I’ve lived in Texas my whole life, my Dad was born in Lousiana, nearly all my ancestry on my Dad’s side is rooted in a Hicksville anywhere south of the Mason Dixon line. I have cousins who still use the term ‘Yankee’ (and not in reference to a sports team), aunts with award winning casseroles, all my in-laws carry guns, my husband is a redneck millwright, and there is constant debate over whether LaWanda or Betty Sue have the best iced tea. So it should also be no surprise why I find southern literature endearing.
As a ten year old tomboy from the south, my favorite was Huck Finn.
I read it frontwards, backwards, sideways, upside down… ok not really, but I had read it no less than 12 times by the time it was required reading for school. I had to staple the book together as all the binding came loose.
Tom and Huck were my quintessential go to boys.
Despite being described as a satire about “Southern antebellum society that had ceased to exist about twenty years before the work was published” (Wikipedia), Mark Twain’s characters were familiar and the environment not so unlike places I had been when visiting family to not feel homey the first time around. Is all of the south like this? Absolutely not. Is some of it still like this – yep.

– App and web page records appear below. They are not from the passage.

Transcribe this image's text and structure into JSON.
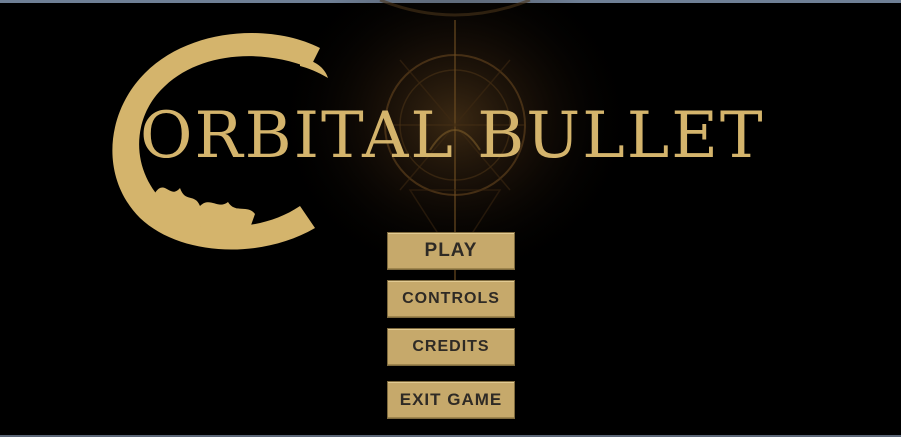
{
  "title": "ORBITAL BULLET",
  "menu": {
    "play_label": "PLAY",
    "controls_label": "CONTROLS",
    "credits_label": "CREDITS",
    "exit_label": "EXIT GAME"
  },
  "colors": {
    "background": "#000000",
    "gold": "#d4b46c",
    "button_fill": "#c6a96b",
    "button_text": "#2e2a25"
  },
  "icons": {
    "logo": "crescent-ring-logo-icon",
    "background_art": "elden-ring-sigil-icon"
  }
}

Moving into middle school, I had an unhealthy obsession for all things John Grisham.
Give me the south, a murder, and some bad asses trying to save the world through their intelligence and argumentative skill and I’m hooked. Again, Grisham’s work was rooted in enough of a familiar reality that I found all his tales gripping. It wasn’t a stretch to see myself being caught up in the same drama as Mark Sway, eleven year old murder witness, or at least be friends with the boy at school.
Branch out my southern experience a bit, and I bring you Frances Mayes’ Swan.
Known for her Tuscany series and the fact that she is an awesome Creative Writing professor in San Francisco, many people miss out knowing she’s from Georgia.
Swan is a beautiful piece on dark secrets in Georgian families, and her writing is flawless and gorgeous. I read the whole book in one sitting, stretched out on the living room floor while basking in the sunlight streaming in, like a hound. It was a wonderful day, and I recommend this book to anyone who has a good pitcher of sweet iced tea and a day off handy.
From this little list, though, I probably have you thinking that we southerners are all about murder and mayhem.
That’s not true, we’re really into our fried foods too. And family, and tradition, and comfort, and joy. And pie, can’t forget the pie. But we’re a protective and territorial bunch, proud of our roots, but happy to share.
That’s why reading about it is so wonderful. We like feeling at home, and we like feeling invited, and a good deal of us are nosy as hell and just want to pick the brain of someone else. So what better addresses all of that than reading the work of a southern writer?Many thanks to Andi Kay for being a guest on Southern Creatives! I so thoroughly enjoyed reading her post, and many of her books are old friends to me too. 🙂
You can find more of Andi’s thoughts on books and her book reviews on her website – Anakalian Whims
And, you can connect with her on Twitter – @anakaliaklemm